The problem: Every line of the listing should be retyped exactly, but none of the pictures should be.

*** Opening of Given entries ***

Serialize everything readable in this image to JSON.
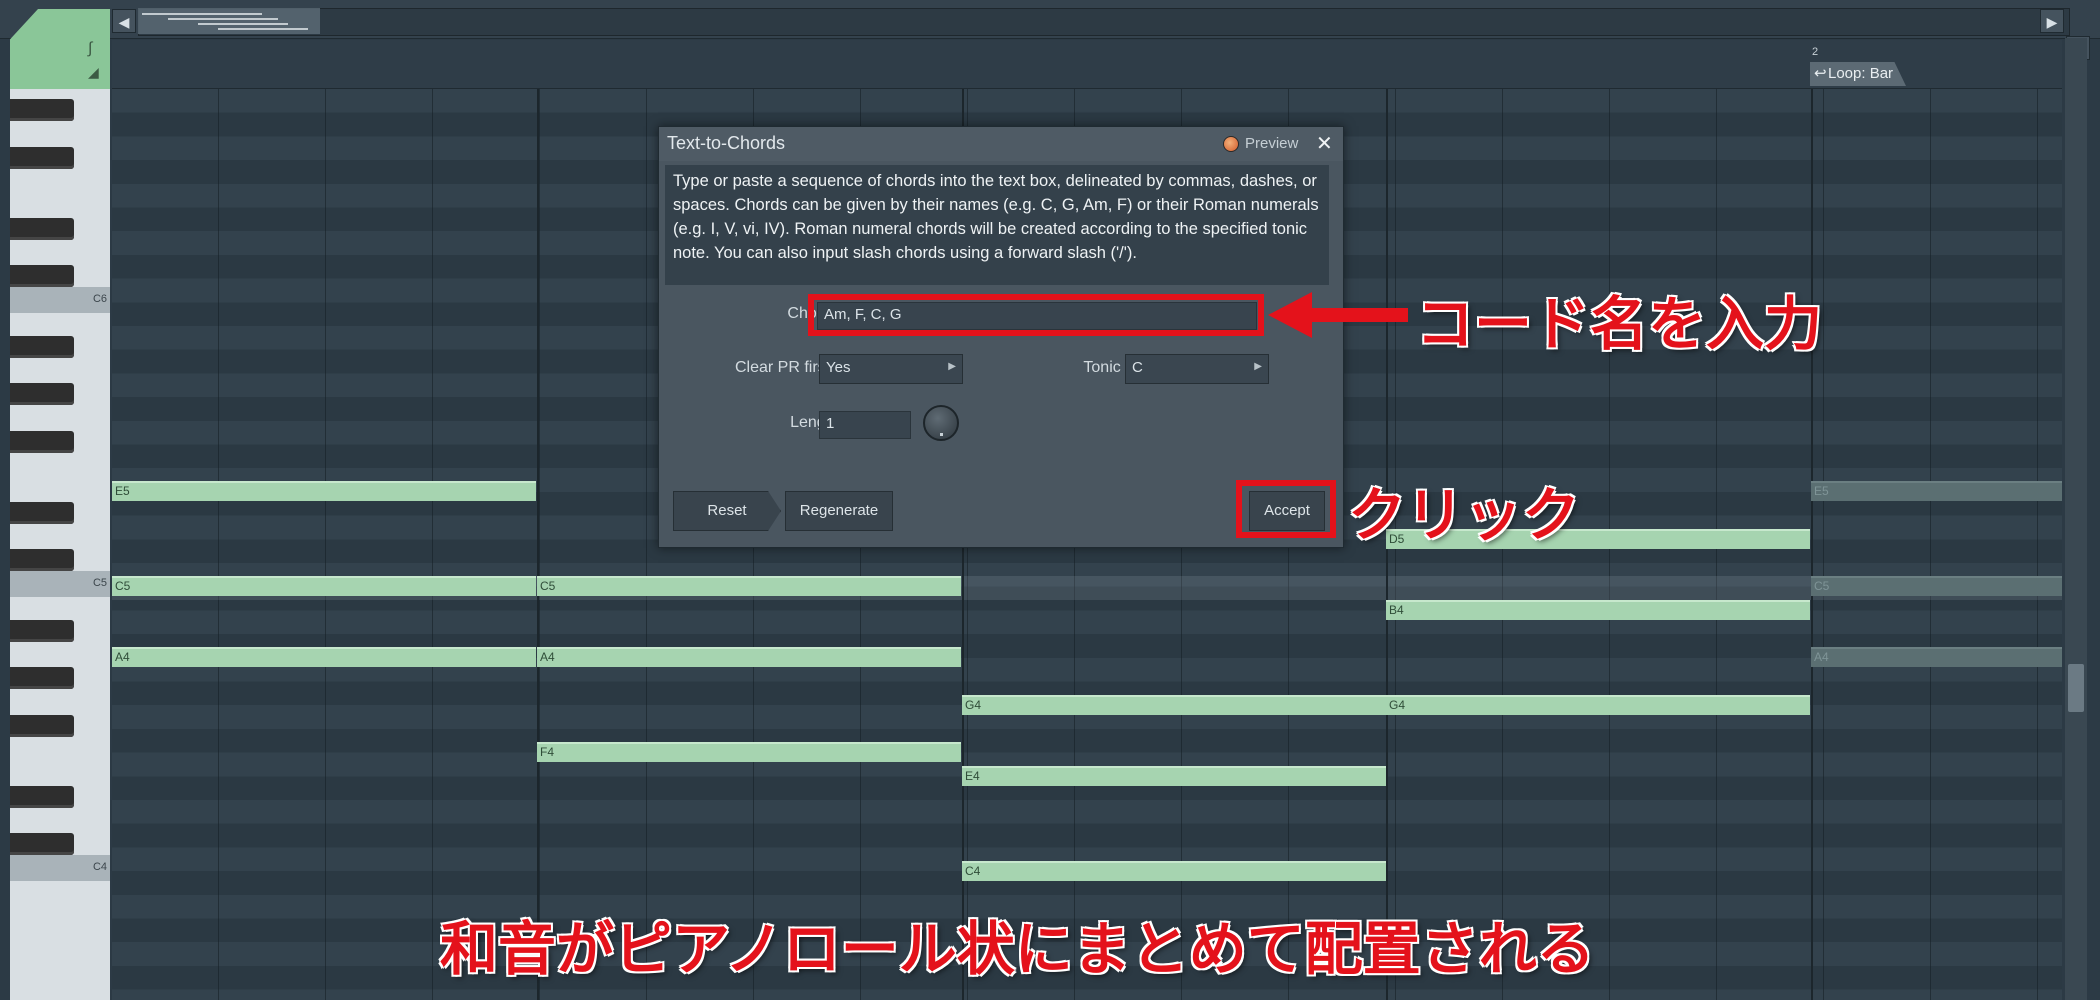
{
  "timeline": {
    "bar_number": "2",
    "loop_label": "Loop: Bar"
  },
  "keyboard": {
    "labels": [
      "C6",
      "C5",
      "C4"
    ]
  },
  "notes": [
    {
      "name": "E5"
    },
    {
      "name": "C5"
    },
    {
      "name": "A4"
    },
    {
      "name": "C5"
    },
    {
      "name": "A4"
    },
    {
      "name": "F4"
    },
    {
      "name": "G4"
    },
    {
      "name": "E4"
    },
    {
      "name": "C4"
    },
    {
      "name": "D5"
    },
    {
      "name": "B4"
    },
    {
      "name": "G4"
    },
    {
      "name": "E5"
    },
    {
      "name": "C5"
    },
    {
      "name": "A4"
    }
  ],
  "dialog": {
    "title": "Text-to-Chords",
    "preview_label": "Preview",
    "close_icon": "✕",
    "description": "Type or paste a sequence of chords into the text box, delineated by commas, dashes, or spaces. Chords can be given by their names (e.g. C, G, Am, F) or their Roman numerals (e.g. I, V, vi, IV). Roman numeral chords will be created according to the specified tonic note. You can also input slash chords using a forward slash ('/').",
    "chords_label": "Chords",
    "chords_value": "Am, F, C, G",
    "clear_label": "Clear PR first?",
    "clear_value": "Yes",
    "tonic_label": "Tonic Note",
    "tonic_value": "C",
    "length_label": "Length",
    "length_value": "1",
    "reset_label": "Reset",
    "regenerate_label": "Regenerate",
    "accept_label": "Accept"
  },
  "annotations": {
    "enter_chord": "コード名を入力",
    "click": "クリック",
    "caption": "和音がピアノロール状にまとめて配置される"
  },
  "colors": {
    "note": "#a6d4b0",
    "annotation": "#e4121b",
    "corner": "#8ac698"
  }
}
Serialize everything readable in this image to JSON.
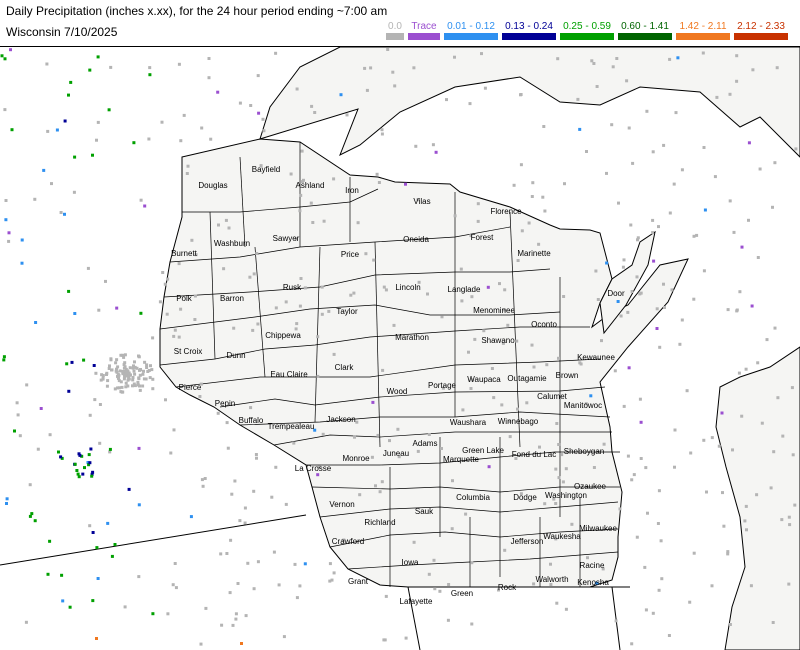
{
  "header": {
    "title": "Daily Precipitation (inches  x.xx),  for the 24 hour period ending ~7:00 am",
    "subtitle": "Wisconsin 7/10/2025"
  },
  "legend": [
    {
      "label": "0.0",
      "color": "#b4b4b4"
    },
    {
      "label": "Trace",
      "color": "#9b4fd0"
    },
    {
      "label": "0.01 - 0.12",
      "color": "#2e90f0"
    },
    {
      "label": "0.13 - 0.24",
      "color": "#000096"
    },
    {
      "label": "0.25 - 0.59",
      "color": "#00a000"
    },
    {
      "label": "0.60 - 1.41",
      "color": "#006400"
    },
    {
      "label": "1.42 - 2.11",
      "color": "#f07820"
    },
    {
      "label": "2.12 - 2.33",
      "color": "#c83200"
    }
  ],
  "counties": [
    "Douglas",
    "Bayfield",
    "Ashland",
    "Iron",
    "Vilas",
    "Florence",
    "Burnett",
    "Washburn",
    "Sawyer",
    "Price",
    "Oneida",
    "Forest",
    "Marinette",
    "Polk",
    "Barron",
    "Rusk",
    "Lincoln",
    "Langlade",
    "Menominee",
    "Oconto",
    "Door",
    "Taylor",
    "St Croix",
    "Dunn",
    "Chippewa",
    "Marathon",
    "Shawano",
    "Kewaunee",
    "Pierce",
    "Eau Claire",
    "Clark",
    "Wood",
    "Portage",
    "Waupaca",
    "Outagamie",
    "Brown",
    "Pepin",
    "Calumet",
    "Manitowoc",
    "Buffalo",
    "Trempealeau",
    "Jackson",
    "Waushara",
    "Winnebago",
    "Monroe",
    "Juneau",
    "Adams",
    "Green Lake",
    "Fond du Lac",
    "Sheboygan",
    "La Crosse",
    "Marquette",
    "Ozaukee",
    "Vernon",
    "Columbia",
    "Dodge",
    "Washington",
    "Richland",
    "Sauk",
    "Crawford",
    "Milwaukee",
    "Jefferson",
    "Waukesha",
    "Grant",
    "Iowa",
    "Racine",
    "Walworth",
    "Kenosha",
    "Lafayette",
    "Green",
    "Rock"
  ]
}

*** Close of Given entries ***

Answer box:
Serialize everything readable in this image to JSON.
{
  "timeline": {
    "bar_number": "2",
    "loop_label": "Loop: Bar"
  },
  "keyboard": {
    "labels": [
      "C6",
      "C5",
      "C4"
    ]
  },
  "notes": [
    {
      "name": "E5"
    },
    {
      "name": "C5"
    },
    {
      "name": "A4"
    },
    {
      "name": "C5"
    },
    {
      "name": "A4"
    },
    {
      "name": "F4"
    },
    {
      "name": "G4"
    },
    {
      "name": "E4"
    },
    {
      "name": "C4"
    },
    {
      "name": "D5"
    },
    {
      "name": "B4"
    },
    {
      "name": "G4"
    },
    {
      "name": "E5"
    },
    {
      "name": "C5"
    },
    {
      "name": "A4"
    }
  ],
  "dialog": {
    "title": "Text-to-Chords",
    "preview_label": "Preview",
    "close_icon": "✕",
    "description": "Type or paste a sequence of chords into the text box, delineated by commas, dashes, or spaces. Chords can be given by their names (e.g. C, G, Am, F) or their Roman numerals (e.g. I, V, vi, IV). Roman numeral chords will be created according to the specified tonic note. You can also input slash chords using a forward slash ('/').",
    "chords_label": "Chords",
    "chords_value": "Am, F, C, G",
    "clear_label": "Clear PR first?",
    "clear_value": "Yes",
    "tonic_label": "Tonic Note",
    "tonic_value": "C",
    "length_label": "Length",
    "length_value": "1",
    "reset_label": "Reset",
    "regenerate_label": "Regenerate",
    "accept_label": "Accept"
  },
  "annotations": {
    "enter_chord": "コード名を入力",
    "click": "クリック",
    "caption": "和音がピアノロール状にまとめて配置される"
  },
  "colors": {
    "note": "#a6d4b0",
    "annotation": "#e4121b",
    "corner": "#8ac698"
  }
}
Serialize everything readable in this image to JSON.
{
  "header": {
    "title": "Daily Precipitation (inches  x.xx),  for the 24 hour period ending ~7:00 am",
    "subtitle": "Wisconsin 7/10/2025"
  },
  "legend": [
    {
      "label": "0.0",
      "color": "#b4b4b4"
    },
    {
      "label": "Trace",
      "color": "#9b4fd0"
    },
    {
      "label": "0.01 - 0.12",
      "color": "#2e90f0"
    },
    {
      "label": "0.13 - 0.24",
      "color": "#000096"
    },
    {
      "label": "0.25 - 0.59",
      "color": "#00a000"
    },
    {
      "label": "0.60 - 1.41",
      "color": "#006400"
    },
    {
      "label": "1.42 - 2.11",
      "color": "#f07820"
    },
    {
      "label": "2.12 - 2.33",
      "color": "#c83200"
    }
  ],
  "counties": [
    "Douglas",
    "Bayfield",
    "Ashland",
    "Iron",
    "Vilas",
    "Florence",
    "Burnett",
    "Washburn",
    "Sawyer",
    "Price",
    "Oneida",
    "Forest",
    "Marinette",
    "Polk",
    "Barron",
    "Rusk",
    "Lincoln",
    "Langlade",
    "Menominee",
    "Oconto",
    "Door",
    "Taylor",
    "St Croix",
    "Dunn",
    "Chippewa",
    "Marathon",
    "Shawano",
    "Kewaunee",
    "Pierce",
    "Eau Claire",
    "Clark",
    "Wood",
    "Portage",
    "Waupaca",
    "Outagamie",
    "Brown",
    "Pepin",
    "Calumet",
    "Manitowoc",
    "Buffalo",
    "Trempealeau",
    "Jackson",
    "Waushara",
    "Winnebago",
    "Monroe",
    "Juneau",
    "Adams",
    "Green Lake",
    "Fond du Lac",
    "Sheboygan",
    "La Crosse",
    "Marquette",
    "Ozaukee",
    "Vernon",
    "Columbia",
    "Dodge",
    "Washington",
    "Richland",
    "Sauk",
    "Crawford",
    "Milwaukee",
    "Jefferson",
    "Waukesha",
    "Grant",
    "Iowa",
    "Racine",
    "Walworth",
    "Kenosha",
    "Lafayette",
    "Green",
    "Rock"
  ]
}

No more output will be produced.